Why You Can’t Recycle Shreds Yourself

shredded paper close up

Because paper shreds are too small to sort during recycling compared to other materials, most recycling plants won’t accept them in small volumes. This means that you lose the chance to be sustainable if you shred your own files—and if you want to recycle instead, then you can’t shred.

Watch the video or read the transcript below to find out how you can securely and sustainably shred your documents.

Video Transcription

What Happens If You Do Try to Recycle Shreds?

Unfortunately, if you try to mix shreds in with your other recyclables they will go to a landfill. Since shreds can’t be sorted out from other materials, they end up mixed in with trash that can’t be recycled in a dumpster that sits at the end of the conveyor belt.

How to Recycle Your Paper Shreds

While you can’t personally recycle shreds, when you use paper shredding services the provider creates enough shreds for a recycling facility that recycles paper shreds exclusively.

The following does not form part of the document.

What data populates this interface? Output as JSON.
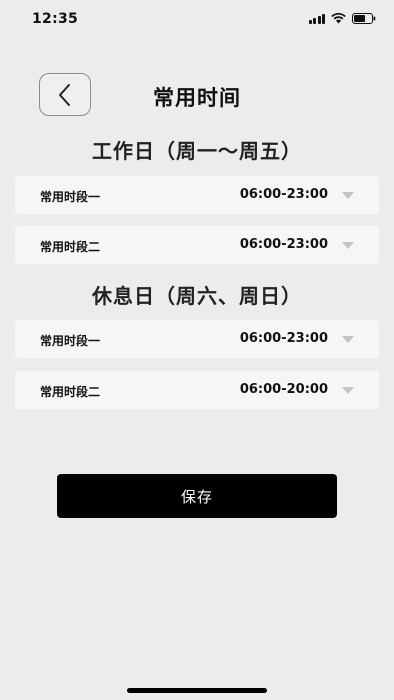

1. Following Up on ShreddingShreds are recycled at a plant

After the shredding is complete, the shreds are taken to a recycling facility. Upon arrival, the recycling process begins by placing the shredded paper in vats to be chemically washed with heat applied.

2. The Paper Recycling Process

Once they’re broken down, the paper fibers are pressed through a screen to remove any contaminants. Afterwards, the paper fibers are washed to remove any remaining ink.

3. Finishing the Circle of Life

Finally, the pulped paper is bonded, dried, and used for new paper products—keeping your shredding not just eco-friendly, but also secure because the paper shreds are completely destroyed.

Need to Recycle Your Shreds?

Shred Nations partners with secure and environmentally-conscious shredders throughout North America. Call us at (800) 747-3365 or fill out our form to get free quotes from shredding services near you.